15. Dos Santos M, Pacheco SR, Stocker A, et al. Mutations associated with drug resistance and prevalence of vaccine escape mutations in patients with chronic hepatitis B infection. J Med Virol. 2017;89(10):1811–1816. doi:10.1002/jmv.24853

16. Pastor R, Habersetzer F, Fafi-Kremer S, et al. Hepatitis B virus mutations potentially conferring adefovir/tenofovir resistance in treatment-naive patients. World J Gastroenterol. 2009;15(6):753–755. doi:10.3748/wjg.15.753

17. Alvarado-Esquivel C, de la Ascensión Carrera-gracia M, Conde-González CJ, et al. Genotypic resistance to lamivudine among hepatitis B virus isolates in Mexico. J Antimicrob Chemother. 2006;57(2):221–223. doi:10.1093/jac/dki457

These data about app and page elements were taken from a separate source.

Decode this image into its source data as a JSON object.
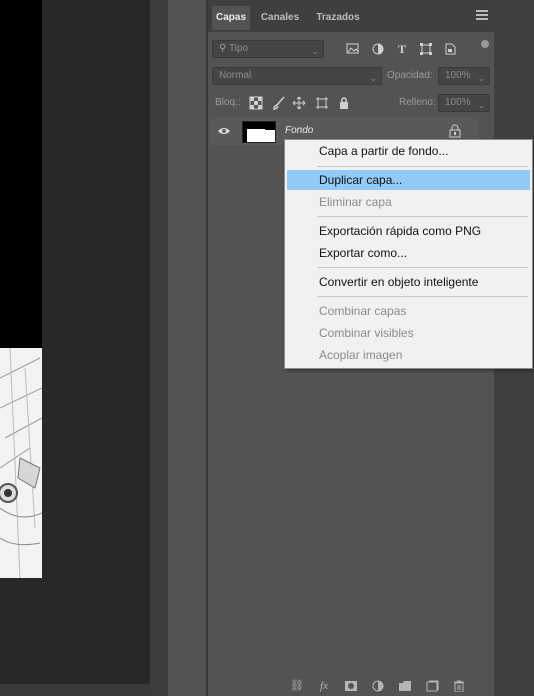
{
  "layers_panel": {
    "tabs": [
      {
        "label": "Capas",
        "active": true
      },
      {
        "label": "Canales",
        "active": false
      },
      {
        "label": "Trazados",
        "active": false
      }
    ],
    "filter": {
      "placeholder": "Tipo"
    },
    "blend_mode": {
      "value": "Normal"
    },
    "opacity": {
      "label": "Opacidad:",
      "value": "100%"
    },
    "lock_label": "Bloq.:",
    "fill": {
      "label": "Relleno:",
      "value": "100%"
    },
    "layers": [
      {
        "name": "Fondo",
        "visible": true,
        "locked": true
      }
    ],
    "filter_icons": [
      "image-filter-icon",
      "adjustment-filter-icon",
      "type-filter-icon",
      "shape-filter-icon",
      "smart-object-filter-icon"
    ],
    "bottom_icons": [
      "link-icon",
      "fx-icon",
      "mask-icon",
      "adjustment-icon",
      "folder-icon",
      "new-layer-icon",
      "trash-icon"
    ]
  },
  "context_menu": {
    "items": [
      {
        "label": "Capa a partir de fondo...",
        "enabled": true,
        "highlighted": false
      },
      {
        "label": "Duplicar capa...",
        "enabled": true,
        "highlighted": true
      },
      {
        "label": "Eliminar capa",
        "enabled": false,
        "highlighted": false
      },
      {
        "label": "Exportación rápida como PNG",
        "enabled": true,
        "highlighted": false
      },
      {
        "label": "Exportar como...",
        "enabled": true,
        "highlighted": false
      },
      {
        "label": "Convertir en objeto inteligente",
        "enabled": true,
        "highlighted": false
      },
      {
        "label": "Combinar capas",
        "enabled": false,
        "highlighted": false
      },
      {
        "label": "Combinar visibles",
        "enabled": false,
        "highlighted": false
      },
      {
        "label": "Acoplar imagen",
        "enabled": false,
        "highlighted": false
      }
    ],
    "highlight_color": "#91c9f7"
  },
  "colors": {
    "panel_bg": "#535353",
    "canvas_bg": "#282828",
    "menu_bg": "#f1f1f1"
  }
}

18. Chu CJ, Keeffe EB, Han SH, et al. Hepatitis B virus genotypes in the United States: results of a nationwide study. Gastroenterology. 2003;125(2):444–451. doi:10.1016/S0016-5085(03)00895-3

19. Chu CJ, Keeffe EB, Han SH, et al. Prevalence of HBV precore/core promoter variants in the United States. Hepatology. 2003;38(3):619–628. doi:10.1053/jhep.2003.50352

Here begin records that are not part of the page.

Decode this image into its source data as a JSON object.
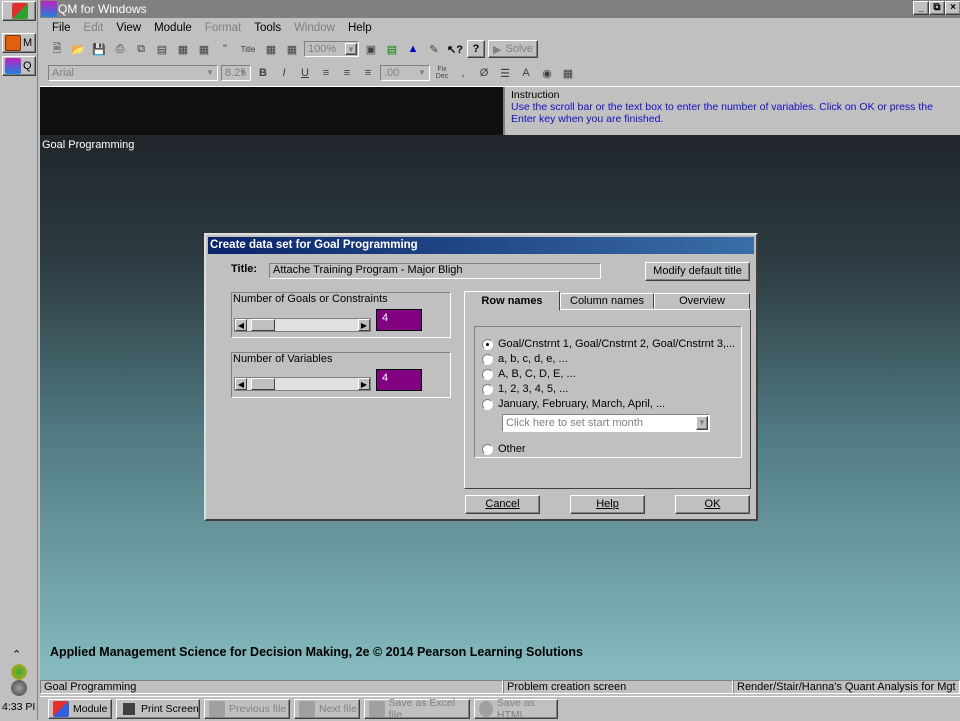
{
  "window": {
    "title": "QM for Windows"
  },
  "leftbar": {
    "items": [
      {
        "label": "M"
      },
      {
        "label": "Q"
      }
    ],
    "clock": "4:33 PI"
  },
  "menu": [
    {
      "label": "File",
      "enabled": true
    },
    {
      "label": "Edit",
      "enabled": false
    },
    {
      "label": "View",
      "enabled": true
    },
    {
      "label": "Module",
      "enabled": true
    },
    {
      "label": "Format",
      "enabled": false
    },
    {
      "label": "Tools",
      "enabled": true
    },
    {
      "label": "Window",
      "enabled": false
    },
    {
      "label": "Help",
      "enabled": true
    }
  ],
  "toolbar": {
    "zoom": "100%",
    "solve": "Solve",
    "font": "Arial",
    "size": "8.25",
    "decimals": ".00",
    "fix_dec_top": "Fix",
    "fix_dec_bot": "Dec",
    "t_title": "Title"
  },
  "instruction": {
    "header": "Instruction",
    "text": "Use the scroll bar or the text box to enter the number of variables. Click on OK or press the Enter key when you are finished."
  },
  "work_label": "Goal Programming",
  "footer_text": "Applied Management Science for Decision Making, 2e © 2014 Pearson Learning Solutions",
  "dialog": {
    "title": "Create data set for Goal Programming",
    "title_label": "Title:",
    "title_value": "Attache Training Program - Major Bligh",
    "modify_button": "Modify default title",
    "goals_label": "Number of Goals or Constraints",
    "goals_value": "4",
    "vars_label": "Number of Variables",
    "vars_value": "4",
    "tabs": [
      {
        "label": "Row names"
      },
      {
        "label": "Column names"
      },
      {
        "label": "Overview"
      }
    ],
    "options": [
      {
        "label": "Goal/Cnstrnt 1, Goal/Cnstrnt 2, Goal/Cnstrnt 3,...",
        "selected": true
      },
      {
        "label": "a, b, c, d, e, ...",
        "selected": false
      },
      {
        "label": "A, B, C, D, E, ...",
        "selected": false
      },
      {
        "label": "1, 2, 3, 4, 5, ...",
        "selected": false
      },
      {
        "label": "January, February, March, April, ...",
        "selected": false
      }
    ],
    "month_placeholder": "Click here to set start month",
    "other_label": "Other",
    "buttons": {
      "cancel": "Cancel",
      "help": "Help",
      "ok": "OK"
    }
  },
  "status": [
    "Goal Programming",
    "Problem creation screen",
    "Render/Stair/Hanna's Quant Analysis for Mgt"
  ],
  "taskbar": [
    {
      "label": "Module",
      "enabled": true
    },
    {
      "label": "Print Screen",
      "enabled": true
    },
    {
      "label": "Previous file",
      "enabled": false
    },
    {
      "label": "Next file",
      "enabled": false
    },
    {
      "label": "Save as Excel file",
      "enabled": false
    },
    {
      "label": "Save as HTML",
      "enabled": false
    }
  ],
  "colors": {
    "accent_title": "#0a246a",
    "value_box": "#800080",
    "instruction_text": "#1010c0"
  }
}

20. Yin J, Xie J, Liu S, et al. Association between the various mutations in viral core promoter region to different stages of hepatitis B, ranging of asymptomatic carrier state to hepatocellular carcinoma. Am J Gastroenterol. 2011;106(1):81–92. doi:10.1038/ajg.2010.399

21. Erlinger S, Arias IM, Dhumeaux D. Inherited disorders of bilirubin transport and conjugation: new insights into molecular mechanisms and consequences. Gastroenterology. 2014;146(7):1625–1638. doi:10.1053/j.gastro.2014.03.047

22. Strassburg CP. Hyperbilirubinemia syndromes (Gilbert-Meulengracht, Crigler-Najjar, Dubin-Johnson, and Rotor syndrome). Best Pract Res Clin Gastroenterol. 2010;24(5):555–571. doi:10.1016/j.bpg.2010.07.007

23. Thoguluva Chandrasekar V, John S. Gilbert Syndrome. StatPearls; 2021.

24. Rotger M, Taffe P, Bleiber G, et al. Gilbert syndrome and the development of antiretroviral therapy-associated hyperbilirubinemia. J Infect Dis. 2005;192(8):1381–1386. doi:10.1086/466531

25. Korenblat KM, Berk PD. Hyperbilirubinemia in the setting of antiviral therapy. Clin Gastroenterol Hepatol. 2005;3(4):303–310. doi:10.1016/S1542-3565(05)00083-2

Creative Commons License This work is published and licensed by Dove Medical Press Limited. The full terms of this license are available at and incorporate the Creative Commons Attribution - Non Commercial (unported, v3.0) License. By accessing the work you hereby accept the Terms. Non-commercial uses of the work are permitted without any further permission from Dove Medical Press Limited, provided the work is properly attributed. For permission for commercial use of this work, please see paragraphs 4.2 and 5 of our Terms.

Download Article [PDF]